Element data from apps and pages:

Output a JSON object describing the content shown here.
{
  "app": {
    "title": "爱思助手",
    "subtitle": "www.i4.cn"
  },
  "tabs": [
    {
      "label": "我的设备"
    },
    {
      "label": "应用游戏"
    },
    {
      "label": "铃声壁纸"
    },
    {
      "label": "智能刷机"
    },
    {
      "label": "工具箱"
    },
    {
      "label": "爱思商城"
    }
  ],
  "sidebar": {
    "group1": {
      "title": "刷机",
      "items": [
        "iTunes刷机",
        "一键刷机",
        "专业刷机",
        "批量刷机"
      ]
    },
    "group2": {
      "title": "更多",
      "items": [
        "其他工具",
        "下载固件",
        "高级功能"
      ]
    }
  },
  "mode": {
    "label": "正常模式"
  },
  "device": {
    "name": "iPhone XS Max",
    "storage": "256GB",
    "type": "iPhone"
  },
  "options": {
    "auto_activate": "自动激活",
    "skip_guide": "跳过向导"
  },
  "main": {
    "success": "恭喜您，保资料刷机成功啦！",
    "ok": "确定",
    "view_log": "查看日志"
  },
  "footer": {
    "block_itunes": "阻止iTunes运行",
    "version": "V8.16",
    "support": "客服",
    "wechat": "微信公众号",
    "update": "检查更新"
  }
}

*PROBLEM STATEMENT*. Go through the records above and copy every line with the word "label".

*YOUR SOLUTION*.
      "label": "我的设备"
      "label": "应用游戏"
      "label": "铃声壁纸"
      "label": "智能刷机"
      "label": "工具箱"
      "label": "爱思商城"
    "label": "正常模式"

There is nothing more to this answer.